Funding approved by the Nebraska Legislature established the Nebraska Perinatal Quality improvement Collaborative in an effort to reduce the death and disease associated with childbirth and the first month of life.
Dr. Ann Anderson Berry is the medical director for Nebraska Medicine’s Neonatal Intensive Care Unit and associate professor of pediatrics at the University of Nebraska Medical center and says, “One of the major benefits of the collaborative is that it will bring together all of the health systems in the state to achieve the best outcomes for moms and babies throughout the first year of life. The first is to decrease the number of cesarean sections. There are too many cesarean sections done on moms that could potentially be prevented which would lead to decreased infection rates, decreased lengths of hospitalization and decreased costs.”

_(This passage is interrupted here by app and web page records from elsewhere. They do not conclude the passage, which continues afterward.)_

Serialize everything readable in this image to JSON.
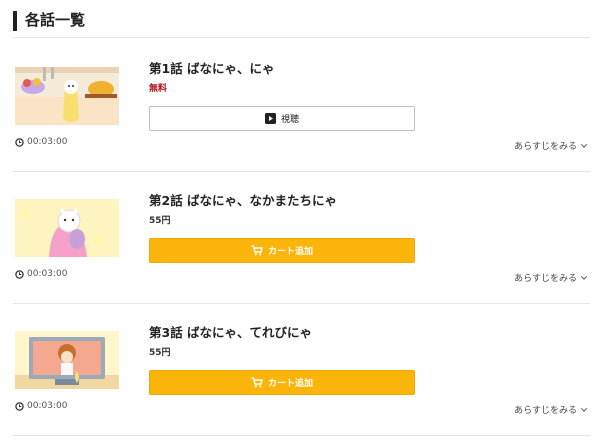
{
  "section": {
    "title": "各話一覧"
  },
  "episodes": [
    {
      "title": "第1話 ばなにゃ、にゃ",
      "price": "無料",
      "button": {
        "label": "視聴",
        "icon": "play-icon"
      },
      "duration": "00:03:00",
      "synopsis": "あらすじをみる"
    },
    {
      "title": "第2話 ばなにゃ、なかまたちにゃ",
      "price": "55円",
      "button": {
        "label": "カート追加",
        "icon": "cart-icon"
      },
      "duration": "00:03:00",
      "synopsis": "あらすじをみる"
    },
    {
      "title": "第3話 ばなにゃ、てれびにゃ",
      "price": "55円",
      "button": {
        "label": "カート追加",
        "icon": "cart-icon"
      },
      "duration": "00:03:00",
      "synopsis": "あらすじをみる"
    }
  ],
  "colors": {
    "cart_button": "#fbb40a",
    "free_price": "#b1121b"
  }
}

The efforts will also focus on increasing the numbers of new mothers who breastfeed and conducting education to prevent and increase newborn screening for congenital cytomegalovirus, an infection that occurs before birth.
The Nebraska Legislature approved LB 233 to fund the initiative with $100,000 a year for two years. Nebraska became the 44th state to form a collaborative and it includes more than 90% of hospitals across the state.
Nebraska statistics show that there were about 2,752 infants born prematurely in Nebraska in 2013. Research shows the cost of care for preterm infants ranges from more than $100,000 for extreme prematurity to $4,500 for late prematurity. Very low birth weight infants are at risk for costly complications, adding $12,000 to $31,000 to their already expensive care.